| Your instructions |
Look for the word "name" in the entries below, then copy every line that has it.

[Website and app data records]
*** Begin section ***

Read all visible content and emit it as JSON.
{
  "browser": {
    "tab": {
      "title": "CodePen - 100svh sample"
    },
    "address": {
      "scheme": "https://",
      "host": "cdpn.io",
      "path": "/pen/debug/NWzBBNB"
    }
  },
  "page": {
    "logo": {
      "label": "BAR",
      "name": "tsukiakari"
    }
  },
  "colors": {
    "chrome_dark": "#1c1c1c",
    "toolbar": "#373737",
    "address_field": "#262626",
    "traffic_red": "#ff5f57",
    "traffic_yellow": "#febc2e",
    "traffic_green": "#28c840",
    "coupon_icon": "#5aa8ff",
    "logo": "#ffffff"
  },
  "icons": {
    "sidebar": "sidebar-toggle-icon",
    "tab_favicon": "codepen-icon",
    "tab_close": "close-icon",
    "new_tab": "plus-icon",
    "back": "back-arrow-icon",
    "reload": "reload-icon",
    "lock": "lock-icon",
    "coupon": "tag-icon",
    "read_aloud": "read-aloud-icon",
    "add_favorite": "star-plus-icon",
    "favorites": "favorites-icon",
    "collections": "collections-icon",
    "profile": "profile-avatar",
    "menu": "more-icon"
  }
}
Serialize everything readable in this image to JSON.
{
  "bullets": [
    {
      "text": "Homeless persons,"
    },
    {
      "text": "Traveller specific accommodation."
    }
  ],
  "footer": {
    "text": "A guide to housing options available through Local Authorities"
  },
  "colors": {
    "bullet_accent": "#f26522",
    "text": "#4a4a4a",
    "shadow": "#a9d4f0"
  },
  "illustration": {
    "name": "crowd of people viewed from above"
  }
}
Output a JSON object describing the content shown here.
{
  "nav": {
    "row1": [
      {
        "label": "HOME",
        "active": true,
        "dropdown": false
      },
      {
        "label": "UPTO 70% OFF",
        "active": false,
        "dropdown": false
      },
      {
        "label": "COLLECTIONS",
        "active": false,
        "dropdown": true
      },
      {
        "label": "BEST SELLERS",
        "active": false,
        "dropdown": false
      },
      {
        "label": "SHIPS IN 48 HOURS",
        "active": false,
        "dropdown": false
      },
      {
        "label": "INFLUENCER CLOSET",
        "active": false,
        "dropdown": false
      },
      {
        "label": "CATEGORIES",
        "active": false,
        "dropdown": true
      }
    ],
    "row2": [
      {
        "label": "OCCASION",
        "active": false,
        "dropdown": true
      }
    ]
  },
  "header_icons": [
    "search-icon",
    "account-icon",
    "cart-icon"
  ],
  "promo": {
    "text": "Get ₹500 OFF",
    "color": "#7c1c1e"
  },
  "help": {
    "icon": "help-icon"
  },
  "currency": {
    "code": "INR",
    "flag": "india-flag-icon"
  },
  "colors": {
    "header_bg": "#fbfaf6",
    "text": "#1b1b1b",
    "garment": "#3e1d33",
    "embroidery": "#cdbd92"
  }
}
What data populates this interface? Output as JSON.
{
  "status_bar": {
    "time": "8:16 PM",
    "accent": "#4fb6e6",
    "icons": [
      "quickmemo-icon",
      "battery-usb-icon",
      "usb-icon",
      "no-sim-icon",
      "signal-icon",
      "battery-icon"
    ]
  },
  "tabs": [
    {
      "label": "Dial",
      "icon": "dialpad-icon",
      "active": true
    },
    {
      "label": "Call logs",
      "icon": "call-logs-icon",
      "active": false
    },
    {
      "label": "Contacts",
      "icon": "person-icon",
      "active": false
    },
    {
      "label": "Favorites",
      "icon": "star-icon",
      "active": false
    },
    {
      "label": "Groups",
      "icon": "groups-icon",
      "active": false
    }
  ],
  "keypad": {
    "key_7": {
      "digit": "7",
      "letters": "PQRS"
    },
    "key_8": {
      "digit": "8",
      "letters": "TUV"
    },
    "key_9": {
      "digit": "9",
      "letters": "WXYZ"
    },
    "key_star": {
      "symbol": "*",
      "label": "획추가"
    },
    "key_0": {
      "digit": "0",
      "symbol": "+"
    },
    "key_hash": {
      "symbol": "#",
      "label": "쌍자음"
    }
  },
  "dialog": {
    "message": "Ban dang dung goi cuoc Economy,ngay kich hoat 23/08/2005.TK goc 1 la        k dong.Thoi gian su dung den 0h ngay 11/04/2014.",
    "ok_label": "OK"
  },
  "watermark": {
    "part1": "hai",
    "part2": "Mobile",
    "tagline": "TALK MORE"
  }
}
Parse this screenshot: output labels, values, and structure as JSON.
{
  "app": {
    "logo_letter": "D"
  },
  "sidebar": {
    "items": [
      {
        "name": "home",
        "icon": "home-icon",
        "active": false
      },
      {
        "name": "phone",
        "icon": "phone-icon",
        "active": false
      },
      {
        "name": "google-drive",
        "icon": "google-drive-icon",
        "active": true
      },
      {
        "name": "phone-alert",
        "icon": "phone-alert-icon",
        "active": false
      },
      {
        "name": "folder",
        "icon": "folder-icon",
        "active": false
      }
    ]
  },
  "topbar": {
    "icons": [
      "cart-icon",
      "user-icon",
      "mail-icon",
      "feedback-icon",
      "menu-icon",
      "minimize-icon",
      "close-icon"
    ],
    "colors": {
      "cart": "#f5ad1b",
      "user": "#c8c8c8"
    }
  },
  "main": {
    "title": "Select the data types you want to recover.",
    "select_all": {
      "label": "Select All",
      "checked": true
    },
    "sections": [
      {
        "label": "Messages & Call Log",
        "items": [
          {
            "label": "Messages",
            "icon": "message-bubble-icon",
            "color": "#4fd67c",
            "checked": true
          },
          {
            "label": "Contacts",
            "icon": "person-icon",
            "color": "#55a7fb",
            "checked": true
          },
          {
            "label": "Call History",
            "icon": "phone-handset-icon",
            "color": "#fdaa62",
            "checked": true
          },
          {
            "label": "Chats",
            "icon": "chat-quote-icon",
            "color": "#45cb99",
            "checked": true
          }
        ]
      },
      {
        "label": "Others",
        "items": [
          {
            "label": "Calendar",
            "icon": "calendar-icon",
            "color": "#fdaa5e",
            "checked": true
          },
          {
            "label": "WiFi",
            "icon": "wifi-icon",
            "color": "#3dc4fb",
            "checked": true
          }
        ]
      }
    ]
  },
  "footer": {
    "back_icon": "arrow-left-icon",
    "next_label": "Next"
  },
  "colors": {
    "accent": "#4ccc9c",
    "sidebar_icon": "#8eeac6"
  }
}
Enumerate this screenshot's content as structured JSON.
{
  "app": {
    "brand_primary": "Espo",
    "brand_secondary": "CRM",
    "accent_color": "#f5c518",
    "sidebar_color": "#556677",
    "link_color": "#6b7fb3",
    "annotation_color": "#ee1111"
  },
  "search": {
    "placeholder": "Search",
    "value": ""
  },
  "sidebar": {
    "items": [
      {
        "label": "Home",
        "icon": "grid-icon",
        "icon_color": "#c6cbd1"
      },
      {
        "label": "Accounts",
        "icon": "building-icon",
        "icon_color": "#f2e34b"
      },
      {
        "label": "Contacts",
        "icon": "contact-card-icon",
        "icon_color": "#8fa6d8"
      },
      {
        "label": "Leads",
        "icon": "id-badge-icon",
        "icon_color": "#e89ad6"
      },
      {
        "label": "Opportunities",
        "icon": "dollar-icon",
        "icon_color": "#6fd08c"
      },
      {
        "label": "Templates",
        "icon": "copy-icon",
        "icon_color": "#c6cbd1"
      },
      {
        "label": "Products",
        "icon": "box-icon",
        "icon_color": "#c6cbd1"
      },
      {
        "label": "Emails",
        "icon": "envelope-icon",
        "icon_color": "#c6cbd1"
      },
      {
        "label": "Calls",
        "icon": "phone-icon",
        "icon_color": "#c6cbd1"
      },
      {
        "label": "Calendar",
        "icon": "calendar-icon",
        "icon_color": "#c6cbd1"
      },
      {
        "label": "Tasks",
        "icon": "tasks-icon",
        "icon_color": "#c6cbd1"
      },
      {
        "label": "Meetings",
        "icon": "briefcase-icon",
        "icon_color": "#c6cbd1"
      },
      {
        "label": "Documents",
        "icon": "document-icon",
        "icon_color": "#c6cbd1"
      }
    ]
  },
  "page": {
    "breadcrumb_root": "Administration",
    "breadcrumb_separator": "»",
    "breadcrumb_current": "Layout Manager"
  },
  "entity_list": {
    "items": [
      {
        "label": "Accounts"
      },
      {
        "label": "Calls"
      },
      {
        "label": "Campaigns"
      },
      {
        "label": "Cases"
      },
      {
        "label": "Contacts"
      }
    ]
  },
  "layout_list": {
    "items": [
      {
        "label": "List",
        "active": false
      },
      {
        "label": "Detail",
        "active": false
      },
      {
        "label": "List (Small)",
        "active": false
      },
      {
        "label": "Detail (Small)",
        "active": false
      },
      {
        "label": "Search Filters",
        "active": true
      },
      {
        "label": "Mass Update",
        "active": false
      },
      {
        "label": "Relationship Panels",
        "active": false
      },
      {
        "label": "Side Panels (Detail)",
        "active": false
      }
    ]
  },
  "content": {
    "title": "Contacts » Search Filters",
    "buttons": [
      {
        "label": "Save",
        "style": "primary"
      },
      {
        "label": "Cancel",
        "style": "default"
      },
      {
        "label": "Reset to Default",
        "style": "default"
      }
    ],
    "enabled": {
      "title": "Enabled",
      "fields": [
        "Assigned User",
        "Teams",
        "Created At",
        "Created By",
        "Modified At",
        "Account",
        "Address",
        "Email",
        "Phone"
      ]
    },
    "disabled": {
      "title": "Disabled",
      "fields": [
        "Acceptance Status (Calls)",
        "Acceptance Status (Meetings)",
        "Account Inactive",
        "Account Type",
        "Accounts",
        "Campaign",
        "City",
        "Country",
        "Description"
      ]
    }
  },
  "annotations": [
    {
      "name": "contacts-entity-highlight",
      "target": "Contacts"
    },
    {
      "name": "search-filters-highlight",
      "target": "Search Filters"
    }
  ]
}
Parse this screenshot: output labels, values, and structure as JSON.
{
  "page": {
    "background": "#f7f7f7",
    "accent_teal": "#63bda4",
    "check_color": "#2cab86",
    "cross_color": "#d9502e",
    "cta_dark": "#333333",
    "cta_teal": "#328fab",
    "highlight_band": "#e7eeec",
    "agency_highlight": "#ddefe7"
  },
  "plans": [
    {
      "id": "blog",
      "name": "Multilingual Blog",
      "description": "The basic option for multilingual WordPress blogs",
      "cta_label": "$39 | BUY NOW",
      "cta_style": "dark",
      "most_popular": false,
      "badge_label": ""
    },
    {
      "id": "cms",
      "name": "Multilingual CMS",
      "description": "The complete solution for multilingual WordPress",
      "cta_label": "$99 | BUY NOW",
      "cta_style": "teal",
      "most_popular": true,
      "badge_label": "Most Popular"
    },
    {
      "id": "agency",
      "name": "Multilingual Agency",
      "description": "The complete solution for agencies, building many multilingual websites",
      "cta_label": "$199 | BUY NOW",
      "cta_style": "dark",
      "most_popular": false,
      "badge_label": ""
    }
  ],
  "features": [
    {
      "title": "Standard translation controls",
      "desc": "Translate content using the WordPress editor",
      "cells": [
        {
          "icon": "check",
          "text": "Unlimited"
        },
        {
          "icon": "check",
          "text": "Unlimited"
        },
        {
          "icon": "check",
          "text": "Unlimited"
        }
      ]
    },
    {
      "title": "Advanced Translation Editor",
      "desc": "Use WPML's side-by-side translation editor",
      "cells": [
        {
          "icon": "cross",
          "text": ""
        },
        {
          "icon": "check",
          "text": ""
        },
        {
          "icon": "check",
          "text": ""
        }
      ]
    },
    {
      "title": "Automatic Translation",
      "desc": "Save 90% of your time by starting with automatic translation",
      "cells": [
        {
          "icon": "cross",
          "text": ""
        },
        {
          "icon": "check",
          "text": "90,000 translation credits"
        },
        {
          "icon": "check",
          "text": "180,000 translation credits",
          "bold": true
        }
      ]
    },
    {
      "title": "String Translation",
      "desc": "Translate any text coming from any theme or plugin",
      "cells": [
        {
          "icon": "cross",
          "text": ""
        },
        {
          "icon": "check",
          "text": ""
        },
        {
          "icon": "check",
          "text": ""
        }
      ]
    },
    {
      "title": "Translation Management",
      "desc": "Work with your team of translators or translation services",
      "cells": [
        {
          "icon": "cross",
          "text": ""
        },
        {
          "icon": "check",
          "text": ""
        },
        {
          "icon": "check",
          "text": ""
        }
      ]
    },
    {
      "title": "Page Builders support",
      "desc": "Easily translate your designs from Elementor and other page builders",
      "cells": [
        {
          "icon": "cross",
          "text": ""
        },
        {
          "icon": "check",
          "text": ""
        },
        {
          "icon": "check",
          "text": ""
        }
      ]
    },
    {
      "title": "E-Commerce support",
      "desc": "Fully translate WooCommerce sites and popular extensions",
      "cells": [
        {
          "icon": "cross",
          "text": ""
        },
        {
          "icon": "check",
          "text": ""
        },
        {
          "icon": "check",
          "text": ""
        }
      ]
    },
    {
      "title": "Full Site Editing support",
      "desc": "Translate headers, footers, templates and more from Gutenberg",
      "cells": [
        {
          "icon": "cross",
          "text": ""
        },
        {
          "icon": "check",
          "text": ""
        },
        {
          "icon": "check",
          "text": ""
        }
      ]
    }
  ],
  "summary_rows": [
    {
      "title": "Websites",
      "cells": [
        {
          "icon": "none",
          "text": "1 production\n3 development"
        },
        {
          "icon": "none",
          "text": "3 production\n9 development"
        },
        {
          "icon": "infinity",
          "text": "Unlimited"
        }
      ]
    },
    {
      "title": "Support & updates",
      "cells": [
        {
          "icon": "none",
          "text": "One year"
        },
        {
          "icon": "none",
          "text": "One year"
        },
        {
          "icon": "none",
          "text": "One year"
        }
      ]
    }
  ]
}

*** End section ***

| Solution to this problem |
      "name": "tsukiakari"
    "name": "crowd of people viewed from above"
        "name": "home",
        "name": "phone",
        "name": "google-drive",
        "name": "phone-alert",
        "name": "folder",
      "name": "contacts-entity-highlight",
      "name": "search-filters-highlight",
      "name": "Multilingual Blog",
      "name": "Multilingual CMS",
      "name": "Multilingual Agency",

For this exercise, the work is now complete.